Horner Street (nominated for a street name) 

Horner Street is named for Samuel H. Horner, saddler for the NWMP

From the time the North West Mounted Police service was established, Samuel H. Horner was its lone saddle-maker. He was in the regular service from 1875 to 1890 and for many years thereafter worked fore the NWMP under contract. He retired in Stratford, where his grave was specially recognized by the Royal Canadian Mounted Police on May 6, 2004.  Source: City of Stratford 

A timeline of his career:

He was born born in 1845 in Schenectady, N.Y., but in 1947 his family came to Canada and settled in the Welland, Ont., area. Prior to 1865, he trained as a saddler in Hamilton and Dundas. Later, he was appointed as a  military drill instructor for the Stratford Rifle Company with the rank of sergeant. The Quarterly Sessions of the Court, 1868-1869, report his being sworn in as a constable in Stratford.

In 1875, he joined the NWMP (No. 6 regiment) and was stationed at Swan River (1875-1876), Fort MacLeod (1876-1878), Fort Walsh (1878-1882), Fort MacLeod (1882-1886) and Regina (1886-1890).

Staff Sergeant Horner was present when the treaty was made with the Cree Indians in 1876 at Fort Pitt. He was also on hand when the Black Foot and Stonies (Assiniboin) nations signed their treaty in 1877 with Col. James MacLeod and Lt.-Gov. David Laird as treaty commissioners. In 1881. Horner was on escort duty with Col. Lawrence W. Herchmer in command of the escort, when the Marquis of Lorne, afterwards the Duke of Argyll, visited the west as a representative of Queen Victoria. The route of the Governor-General's party was from Fort Ellis through the west, north to Battleford, then to Calgary and on to Fort MacLeod.

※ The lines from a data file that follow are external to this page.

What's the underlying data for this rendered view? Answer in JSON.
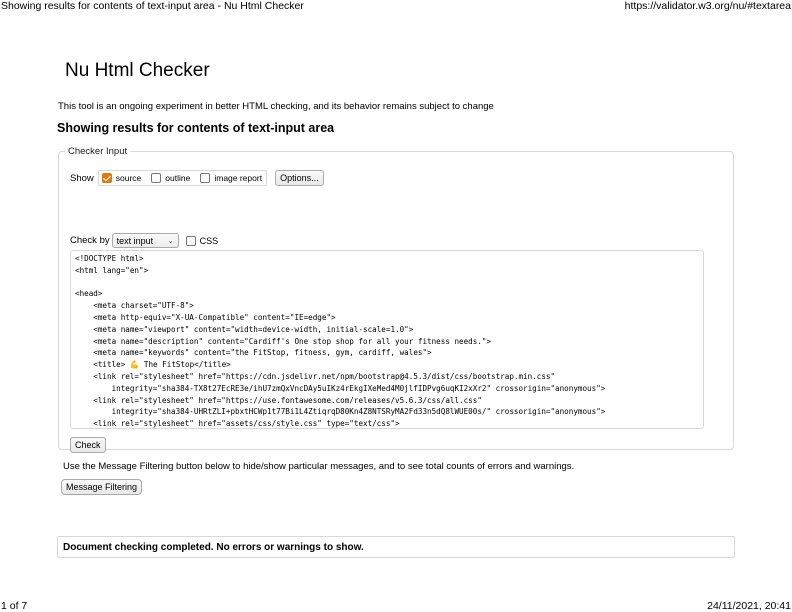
{
  "print_header": {
    "title": "Showing results for contents of text-input area - Nu Html Checker",
    "url": "https://validator.w3.org/nu/#textarea"
  },
  "print_footer": {
    "page": "1 of 7",
    "datetime": "24/11/2021, 20:41"
  },
  "page_title": "Nu Html Checker",
  "intro_text": "This tool is an ongoing experiment in better HTML checking, and its behavior remains subject to change",
  "results_heading": "Showing results for contents of text-input area",
  "checker_input": {
    "legend": "Checker Input",
    "show_label": "Show",
    "show_options": [
      {
        "label": "source",
        "checked": true
      },
      {
        "label": "outline",
        "checked": false
      },
      {
        "label": "image report",
        "checked": false
      }
    ],
    "options_button": "Options...",
    "check_by_label": "Check by",
    "check_by_selected": "text input",
    "css_label": "CSS",
    "css_checked": false,
    "code_lines": [
      "<!DOCTYPE html>",
      "<html lang=\"en\">",
      "",
      "<head>",
      "    <meta charset=\"UTF-8\">",
      "    <meta http-equiv=\"X-UA-Compatible\" content=\"IE=edge\">",
      "    <meta name=\"viewport\" content=\"width=device-width, initial-scale=1.0\">",
      "    <meta name=\"description\" content=\"Cardiff's One stop shop for all your fitness needs.\">",
      "    <meta name=\"keywords\" content=\"the FitStop, fitness, gym, cardiff, wales\">",
      "    <title> 💪 The FitStop</title>",
      "    <link rel=\"stylesheet\" href=\"https://cdn.jsdelivr.net/npm/bootstrap@4.5.3/dist/css/bootstrap.min.css\"",
      "        integrity=\"sha384-TX8t27EcRE3e/ihU7zmQxVncDAy5uIKz4rEkgIXeMed4M0jlfIDPvg6uqKI2xXr2\" crossorigin=\"anonymous\">",
      "    <link rel=\"stylesheet\" href=\"https://use.fontawesome.com/releases/v5.6.3/css/all.css\"",
      "        integrity=\"sha384-UHRtZLI+pbxtHCWp1t77Bi1L4ZtiqrqD80Kn4Z8NTSRyMA2Fd33n5dQ8lWUE00s/\" crossorigin=\"anonymous\">",
      "    <link rel=\"stylesheet\" href=\"assets/css/style.css\" type=\"text/css\">"
    ],
    "check_button": "Check"
  },
  "filter_note": "Use the Message Filtering button below to hide/show particular messages, and to see total counts of errors and warnings.",
  "filter_button": "Message Filtering",
  "result_message": "Document checking completed. No errors or warnings to show.",
  "colors": {
    "accent_checkbox": "#e07a12",
    "border": "#d8d8d8"
  }
}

In the North-West Resistance of 1885, with Inspector Perry in command, Horner was with the detachment carrying the nine-pounder field gun. He joined Gen. Thomas B. Strange's forces at Calgary and went north to Fort Pitt and Beaver River.

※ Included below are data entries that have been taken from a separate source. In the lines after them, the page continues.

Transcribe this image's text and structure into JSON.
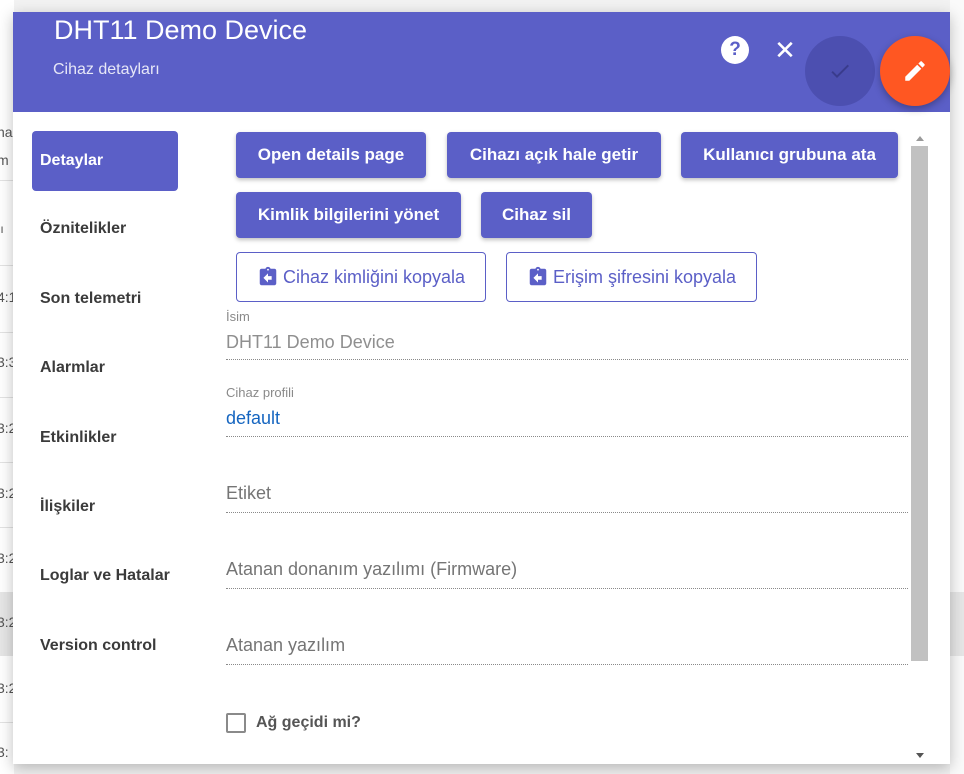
{
  "background": {
    "fragments": [
      "naz",
      "m",
      "ıı",
      "4:1",
      "3:3",
      "3:2",
      "3:2",
      "3:2",
      "3:2",
      "3:2",
      "3:"
    ]
  },
  "dialog": {
    "title": "DHT11 Demo Device",
    "subtitle": "Cihaz detayları",
    "help_icon": "?",
    "close_icon": "✕",
    "apply_icon": "check-icon",
    "edit_icon": "pencil-icon"
  },
  "tabs": [
    {
      "label": "Detaylar",
      "active": true
    },
    {
      "label": "Öznitelikler",
      "active": false
    },
    {
      "label": "Son telemetri",
      "active": false
    },
    {
      "label": "Alarmlar",
      "active": false
    },
    {
      "label": "Etkinlikler",
      "active": false
    },
    {
      "label": "İlişkiler",
      "active": false
    },
    {
      "label": "Loglar ve Hatalar",
      "active": false
    },
    {
      "label": "Version control",
      "active": false
    }
  ],
  "actions": {
    "open_details": "Open details page",
    "make_public": "Cihazı açık hale getir",
    "assign_group": "Kullanıcı grubuna ata",
    "manage_credentials": "Kimlik bilgilerini yönet",
    "delete_device": "Cihaz sil",
    "copy_device_id": "Cihaz kimliğini kopyala",
    "copy_access_token": "Erişim şifresini kopyala"
  },
  "form": {
    "name_label": "İsim",
    "name_value": "DHT11 Demo Device",
    "profile_label": "Cihaz profili",
    "profile_value": "default",
    "label_placeholder": "Etiket",
    "firmware_placeholder": "Atanan donanım yazılımı (Firmware)",
    "software_placeholder": "Atanan yazılım",
    "gateway_label": "Ağ geçidi mi?"
  },
  "colors": {
    "primary": "#5b5fc7",
    "accent": "#ff5722",
    "link": "#1565c0"
  }
}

For services rendered in that campaign, Horner was recommended in general order, by Gen. Strange, to the favorable consideration of the comptroller Col. Fred White and, at the breaking up of the brigade, was again granted, in general orders, recommendation for increased pay from the time of joining the brigade until its breaking-up, "for valuable services rendered." 

Horner was the Force's Saddler with the rank of Staff Sergeant from 1875 to 1890. He was easily recognizable around the barracks in Regina by his huge, unkempt black beard. 

A key figure of the time in keeping the horses equipped for patrol work was the force's saddler major in Regina, who oversaw the repair and maintenance of all saddlery. For years, the police had had difficulties obtaining suitable harness, head collars, bridles and other saddlery accessories. Herchmer suggested the problem might be solved if in future the force made its own. "We have the required skill," he informed the deputy minister, "in the person of saddler major Horner, ‘a mechanic second to no tradesman in the Dominion.' All we need to carry out the job," he continued, "was a few good stitchers and the leather to do the work." Of course, he added, "It would be a saving to the public purse." Ottawa agreed, and by 1889 the commissioner was able to report that the soldiers were producing all the martingales, pole straps, hopples, reins, head collars, halters, side straps and even sword and cross belts, holsters and bandoliers that were needed. 

In 1908, Samuel Horner, at age 63, returned to Stratford, where, on Dec. 7, 1909, he married Annie Yemen, 58. She was the widow of a former member of Stratford Lodge 332. In 1921, Horner was made a life member of the lodge. On April 11, 1929, he died. He was buried in Avondale Cemetery.

Source: Text and pictures by Stephen A. Budge